Below are the records; reproduce all of them exactly but without any images.

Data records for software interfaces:
★ ★ ★

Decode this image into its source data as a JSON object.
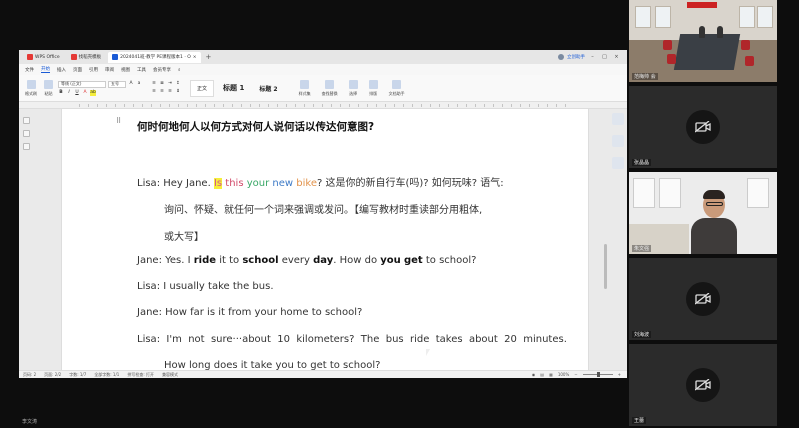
{
  "wps": {
    "tabs": [
      {
        "label": "WPS Office",
        "color": "#e53935"
      },
      {
        "label": "找稻壳模板",
        "color": "#e53935"
      },
      {
        "label": "2024041班·教学 PE课程版本1 · O",
        "color": "#1a5bd6"
      }
    ],
    "user_name": "立创助手",
    "menu": [
      "文件",
      "开始",
      "插入",
      "页面",
      "引用",
      "审阅",
      "视图",
      "工具",
      "会员专享"
    ],
    "active_menu": "开始",
    "ribbon": {
      "format_painter": "格式刷",
      "paste": "粘贴",
      "font_name": "等线 (正文)",
      "font_size": "五号",
      "style_normal": "正文",
      "style_h1": "标题 1",
      "style_h2": "标题 2",
      "tools": [
        "样式集",
        "查找替换",
        "选择",
        "排版",
        "文档助手"
      ]
    },
    "document": {
      "heading": "何时何地何人以何方式对何人说何话以传达何意图?",
      "lisa1_prefix": "Lisa: Hey Jane. ",
      "lisa1_w1": "Is",
      "lisa1_w2": " this",
      "lisa1_w3": " your",
      "lisa1_w4": " new",
      "lisa1_w5": " bike",
      "lisa1_cn": "? 这是你的新自行车(吗)? 如何玩味? 语气:",
      "lisa1_note1": "询问、怀疑、就任何一个词来强调或发问。【编写教材时重读部分用粗体,",
      "lisa1_note2": "或大写】",
      "jane1_a": "Jane: Yes. I ",
      "jane1_ride": "ride",
      "jane1_b": " it to ",
      "jane1_school": "school",
      "jane1_c": " every ",
      "jane1_day": "day",
      "jane1_d": ". How do ",
      "jane1_you": "you",
      "jane1_e": " ",
      "jane1_get": "get",
      "jane1_f": " to school?",
      "lisa2": "Lisa: I usually take the bus.",
      "jane2": "Jane: How far is it from your home to school?",
      "lisa3": "Lisa:  I'm  not  sure···about  10  kilometers?  The  bus  ride  takes  about  20  minutes.",
      "jane3_partial": "How long does it take you to get to school?"
    },
    "status": {
      "page": "页码: 2",
      "pages": "页面: 2/2",
      "words": "字数: 1/7",
      "words2": "全部字数: 1/1",
      "spell": "拼写检查: 打开",
      "compat": "兼容模式",
      "zoom": "100%"
    }
  },
  "host_label": "李文涛",
  "participants": [
    {
      "name": "范梅帅 会",
      "video": "conference-room"
    },
    {
      "name": "张晶晶",
      "video": "off"
    },
    {
      "name": "朱文强",
      "video": "webcam"
    },
    {
      "name": "刘海波",
      "video": "off"
    },
    {
      "name": "王蕾",
      "video": "off"
    }
  ]
}
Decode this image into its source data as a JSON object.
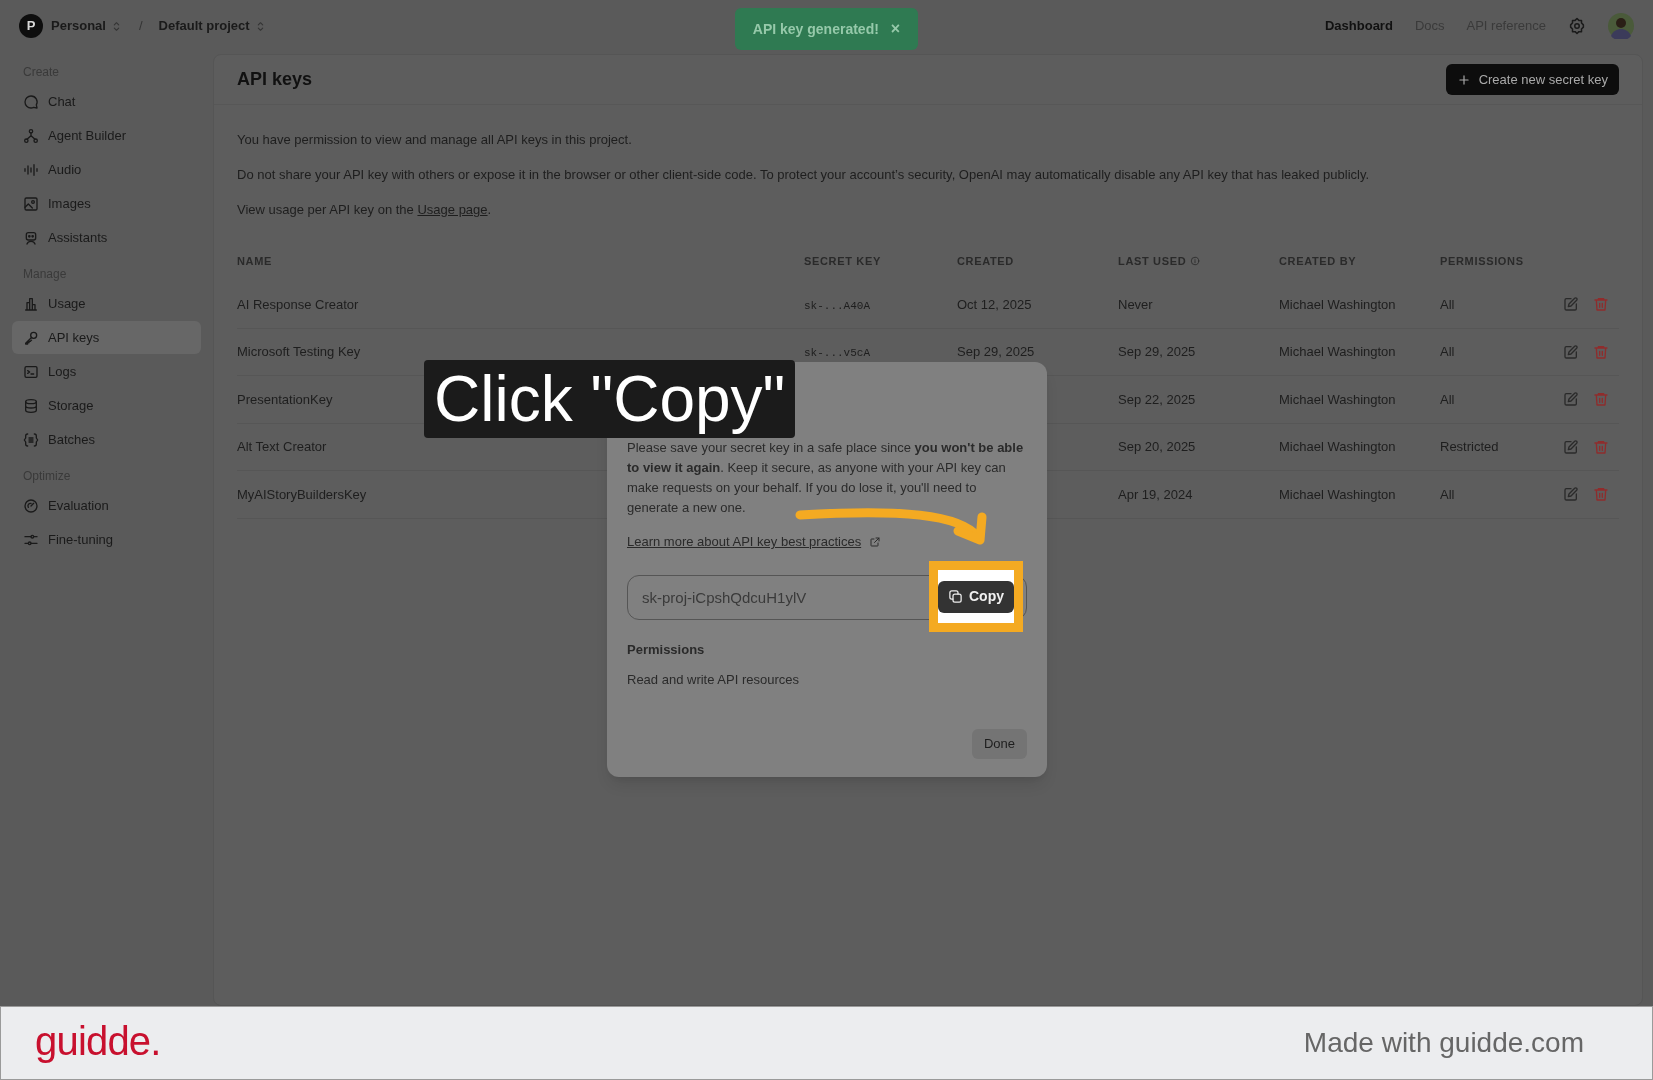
{
  "top_bar": {
    "avatar_letter": "P",
    "org": "Personal",
    "separator": "/",
    "project": "Default project",
    "nav": [
      {
        "label": "Dashboard",
        "selected": true
      },
      {
        "label": "Docs",
        "selected": false
      },
      {
        "label": "API reference",
        "selected": false
      }
    ]
  },
  "toast": {
    "text": "API key generated!",
    "close": "×"
  },
  "sidebar": {
    "sections": [
      {
        "title": "Create",
        "items": [
          {
            "label": "Chat",
            "selected": false
          },
          {
            "label": "Agent Builder",
            "selected": false
          },
          {
            "label": "Audio",
            "selected": false
          },
          {
            "label": "Images",
            "selected": false
          },
          {
            "label": "Assistants",
            "selected": false
          }
        ]
      },
      {
        "title": "Manage",
        "items": [
          {
            "label": "Usage",
            "selected": false
          },
          {
            "label": "API keys",
            "selected": true
          },
          {
            "label": "Logs",
            "selected": false
          },
          {
            "label": "Storage",
            "selected": false
          },
          {
            "label": "Batches",
            "selected": false
          }
        ]
      },
      {
        "title": "Optimize",
        "items": [
          {
            "label": "Evaluation",
            "selected": false
          },
          {
            "label": "Fine-tuning",
            "selected": false
          }
        ]
      }
    ]
  },
  "page": {
    "title": "API keys",
    "create_button": "Create new secret key",
    "intro": "You have permission to view and manage all API keys in this project.",
    "notice": "Do not share your API key with others or expose it in the browser or other client-side code. To protect your account’s security, OpenAI may automatically disable any API key that has leaked publicly.",
    "usage_before": "View usage per API key on the ",
    "usage_link": "Usage page",
    "usage_after": "."
  },
  "table": {
    "columns": [
      "NAME",
      "SECRET KEY",
      "CREATED",
      "LAST USED",
      "CREATED BY",
      "PERMISSIONS"
    ],
    "rows": [
      {
        "name": "AI Response Creator",
        "secret_key": "sk-...A40A",
        "created": "Oct 12, 2025",
        "last_used": "Never",
        "created_by": "Michael Washington",
        "permissions": "All"
      },
      {
        "name": "Microsoft Testing Key",
        "secret_key": "sk-...v5cA",
        "created": "Sep 29, 2025",
        "last_used": "Sep 29, 2025",
        "created_by": "Michael Washington",
        "permissions": "All"
      },
      {
        "name": "PresentationKey",
        "last_used": "Sep 22, 2025",
        "created_by": "Michael Washington",
        "permissions": "All"
      },
      {
        "name": "Alt Text Creator",
        "last_used": "Sep 20, 2025",
        "created_by": "Michael Washington",
        "permissions": "Restricted"
      },
      {
        "name": "MyAIStoryBuildersKey",
        "last_used": "Apr 19, 2024",
        "created_by": "Michael Washington",
        "permissions": "All"
      }
    ]
  },
  "modal": {
    "body": "Please save your secret key in a safe place since **you won't be able to view it again**. Keep it secure, as anyone with your API key can make requests on your behalf. If you do lose it, you'll need to generate a new one.",
    "link": "Learn more about API key best practices",
    "key_value": "sk-proj-iCpshQdcuH1ylV",
    "copy_button": "Copy",
    "permissions_label": "Permissions",
    "permissions_value": "Read and write API resources",
    "done_button": "Done"
  },
  "callout": {
    "text": "Click \"Copy\""
  },
  "footer": {
    "logo": "guidde.",
    "tagline": "Made with guidde.com"
  }
}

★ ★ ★

● Answer section
Decode this image into its source data as a JSON object.
{
  "wps": {
    "tabs": [
      {
        "label": "WPS Office",
        "color": "#e53935"
      },
      {
        "label": "找稻壳模板",
        "color": "#e53935"
      },
      {
        "label": "2024041班·教学 PE课程版本1 · O",
        "color": "#1a5bd6"
      }
    ],
    "user_name": "立创助手",
    "menu": [
      "文件",
      "开始",
      "插入",
      "页面",
      "引用",
      "审阅",
      "视图",
      "工具",
      "会员专享"
    ],
    "active_menu": "开始",
    "ribbon": {
      "format_painter": "格式刷",
      "paste": "粘贴",
      "font_name": "等线 (正文)",
      "font_size": "五号",
      "style_normal": "正文",
      "style_h1": "标题 1",
      "style_h2": "标题 2",
      "tools": [
        "样式集",
        "查找替换",
        "选择",
        "排版",
        "文档助手"
      ]
    },
    "document": {
      "heading": "何时何地何人以何方式对何人说何话以传达何意图?",
      "lisa1_prefix": "Lisa: Hey Jane. ",
      "lisa1_w1": "Is",
      "lisa1_w2": " this",
      "lisa1_w3": " your",
      "lisa1_w4": " new",
      "lisa1_w5": " bike",
      "lisa1_cn": "? 这是你的新自行车(吗)? 如何玩味? 语气:",
      "lisa1_note1": "询问、怀疑、就任何一个词来强调或发问。【编写教材时重读部分用粗体,",
      "lisa1_note2": "或大写】",
      "jane1_a": "Jane: Yes. I ",
      "jane1_ride": "ride",
      "jane1_b": " it to ",
      "jane1_school": "school",
      "jane1_c": " every ",
      "jane1_day": "day",
      "jane1_d": ". How do ",
      "jane1_you": "you",
      "jane1_e": " ",
      "jane1_get": "get",
      "jane1_f": " to school?",
      "lisa2": "Lisa: I usually take the bus.",
      "jane2": "Jane: How far is it from your home to school?",
      "lisa3": "Lisa:  I'm  not  sure···about  10  kilometers?  The  bus  ride  takes  about  20  minutes.",
      "jane3_partial": "How long does it take you to get to school?"
    },
    "status": {
      "page": "页码: 2",
      "pages": "页面: 2/2",
      "words": "字数: 1/7",
      "words2": "全部字数: 1/1",
      "spell": "拼写检查: 打开",
      "compat": "兼容模式",
      "zoom": "100%"
    }
  },
  "host_label": "李文涛",
  "participants": [
    {
      "name": "范梅帅 会",
      "video": "conference-room"
    },
    {
      "name": "张晶晶",
      "video": "off"
    },
    {
      "name": "朱文强",
      "video": "webcam"
    },
    {
      "name": "刘海波",
      "video": "off"
    },
    {
      "name": "王蕾",
      "video": "off"
    }
  ]
}
Decode this image into its source data as a JSON object.
{
  "top_bar": {
    "avatar_letter": "P",
    "org": "Personal",
    "separator": "/",
    "project": "Default project",
    "nav": [
      {
        "label": "Dashboard",
        "selected": true
      },
      {
        "label": "Docs",
        "selected": false
      },
      {
        "label": "API reference",
        "selected": false
      }
    ]
  },
  "toast": {
    "text": "API key generated!",
    "close": "×"
  },
  "sidebar": {
    "sections": [
      {
        "title": "Create",
        "items": [
          {
            "label": "Chat",
            "selected": false
          },
          {
            "label": "Agent Builder",
            "selected": false
          },
          {
            "label": "Audio",
            "selected": false
          },
          {
            "label": "Images",
            "selected": false
          },
          {
            "label": "Assistants",
            "selected": false
          }
        ]
      },
      {
        "title": "Manage",
        "items": [
          {
            "label": "Usage",
            "selected": false
          },
          {
            "label": "API keys",
            "selected": true
          },
          {
            "label": "Logs",
            "selected": false
          },
          {
            "label": "Storage",
            "selected": false
          },
          {
            "label": "Batches",
            "selected": false
          }
        ]
      },
      {
        "title": "Optimize",
        "items": [
          {
            "label": "Evaluation",
            "selected": false
          },
          {
            "label": "Fine-tuning",
            "selected": false
          }
        ]
      }
    ]
  },
  "page": {
    "title": "API keys",
    "create_button": "Create new secret key",
    "intro": "You have permission to view and manage all API keys in this project.",
    "notice": "Do not share your API key with others or expose it in the browser or other client-side code. To protect your account’s security, OpenAI may automatically disable any API key that has leaked publicly.",
    "usage_before": "View usage per API key on the ",
    "usage_link": "Usage page",
    "usage_after": "."
  },
  "table": {
    "columns": [
      "NAME",
      "SECRET KEY",
      "CREATED",
      "LAST USED",
      "CREATED BY",
      "PERMISSIONS"
    ],
    "rows": [
      {
        "name": "AI Response Creator",
        "secret_key": "sk-...A40A",
        "created": "Oct 12, 2025",
        "last_used": "Never",
        "created_by": "Michael Washington",
        "permissions": "All"
      },
      {
        "name": "Microsoft Testing Key",
        "secret_key": "sk-...v5cA",
        "created": "Sep 29, 2025",
        "last_used": "Sep 29, 2025",
        "created_by": "Michael Washington",
        "permissions": "All"
      },
      {
        "name": "PresentationKey",
        "last_used": "Sep 22, 2025",
        "created_by": "Michael Washington",
        "permissions": "All"
      },
      {
        "name": "Alt Text Creator",
        "last_used": "Sep 20, 2025",
        "created_by": "Michael Washington",
        "permissions": "Restricted"
      },
      {
        "name": "MyAIStoryBuildersKey",
        "last_used": "Apr 19, 2024",
        "created_by": "Michael Washington",
        "permissions": "All"
      }
    ]
  },
  "modal": {
    "body": "Please save your secret key in a safe place since **you won't be able to view it again**. Keep it secure, as anyone with your API key can make requests on your behalf. If you do lose it, you'll need to generate a new one.",
    "link": "Learn more about API key best practices",
    "key_value": "sk-proj-iCpshQdcuH1ylV",
    "copy_button": "Copy",
    "permissions_label": "Permissions",
    "permissions_value": "Read and write API resources",
    "done_button": "Done"
  },
  "callout": {
    "text": "Click \"Copy\""
  },
  "footer": {
    "logo": "guidde.",
    "tagline": "Made with guidde.com"
  }
}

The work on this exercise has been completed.